> [Recorded information]:
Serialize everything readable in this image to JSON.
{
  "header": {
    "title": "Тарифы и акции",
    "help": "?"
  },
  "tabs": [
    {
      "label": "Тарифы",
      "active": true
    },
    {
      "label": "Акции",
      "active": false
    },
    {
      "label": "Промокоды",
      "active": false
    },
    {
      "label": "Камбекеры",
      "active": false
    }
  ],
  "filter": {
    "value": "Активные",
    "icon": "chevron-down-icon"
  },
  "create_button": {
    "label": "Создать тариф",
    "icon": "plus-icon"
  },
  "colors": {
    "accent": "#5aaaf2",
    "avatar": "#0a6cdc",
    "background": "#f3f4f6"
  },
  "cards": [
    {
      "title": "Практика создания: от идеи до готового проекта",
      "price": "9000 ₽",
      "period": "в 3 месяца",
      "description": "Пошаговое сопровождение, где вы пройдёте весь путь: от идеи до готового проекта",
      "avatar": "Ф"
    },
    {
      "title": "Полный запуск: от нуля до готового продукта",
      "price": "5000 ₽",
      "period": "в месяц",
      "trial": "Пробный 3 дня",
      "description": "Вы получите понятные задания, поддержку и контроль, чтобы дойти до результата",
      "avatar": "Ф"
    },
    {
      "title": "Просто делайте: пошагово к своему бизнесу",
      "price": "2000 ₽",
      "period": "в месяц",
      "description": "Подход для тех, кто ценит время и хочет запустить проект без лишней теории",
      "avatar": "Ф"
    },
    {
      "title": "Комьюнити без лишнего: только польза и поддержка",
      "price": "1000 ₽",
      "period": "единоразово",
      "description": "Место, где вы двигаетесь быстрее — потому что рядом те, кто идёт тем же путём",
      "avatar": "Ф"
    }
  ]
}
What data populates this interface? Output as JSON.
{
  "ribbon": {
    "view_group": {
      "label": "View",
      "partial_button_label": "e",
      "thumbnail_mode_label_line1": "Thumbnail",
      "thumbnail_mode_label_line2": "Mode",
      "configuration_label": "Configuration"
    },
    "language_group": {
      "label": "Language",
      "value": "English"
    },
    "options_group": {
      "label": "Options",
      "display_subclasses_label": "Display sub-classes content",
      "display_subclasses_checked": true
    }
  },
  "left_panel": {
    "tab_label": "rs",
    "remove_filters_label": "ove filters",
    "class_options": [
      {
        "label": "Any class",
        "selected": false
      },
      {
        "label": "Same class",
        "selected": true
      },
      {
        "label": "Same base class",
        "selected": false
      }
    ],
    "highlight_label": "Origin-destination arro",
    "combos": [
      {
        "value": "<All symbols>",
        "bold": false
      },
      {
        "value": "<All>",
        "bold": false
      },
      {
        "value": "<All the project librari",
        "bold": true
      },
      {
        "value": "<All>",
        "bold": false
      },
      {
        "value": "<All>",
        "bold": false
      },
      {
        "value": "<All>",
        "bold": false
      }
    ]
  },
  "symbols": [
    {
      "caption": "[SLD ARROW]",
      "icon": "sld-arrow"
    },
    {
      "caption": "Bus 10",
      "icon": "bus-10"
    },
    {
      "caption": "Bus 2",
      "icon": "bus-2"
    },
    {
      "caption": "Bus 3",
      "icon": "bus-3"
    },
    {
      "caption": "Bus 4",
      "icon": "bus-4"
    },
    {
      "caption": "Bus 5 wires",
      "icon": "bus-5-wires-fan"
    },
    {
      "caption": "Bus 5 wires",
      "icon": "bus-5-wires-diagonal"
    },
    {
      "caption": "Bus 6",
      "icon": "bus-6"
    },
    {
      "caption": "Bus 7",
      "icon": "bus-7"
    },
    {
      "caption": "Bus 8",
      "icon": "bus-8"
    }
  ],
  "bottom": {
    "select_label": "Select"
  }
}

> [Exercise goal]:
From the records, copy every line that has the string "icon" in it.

> [Solution for this task]:
    "icon": "chevron-down-icon"
    "icon": "plus-icon"
      "icon": "sld-arrow"
      "icon": "bus-10"
      "icon": "bus-2"
      "icon": "bus-3"
      "icon": "bus-4"
      "icon": "bus-5-wires-fan"
      "icon": "bus-5-wires-diagonal"
      "icon": "bus-6"
      "icon": "bus-7"
      "icon": "bus-8"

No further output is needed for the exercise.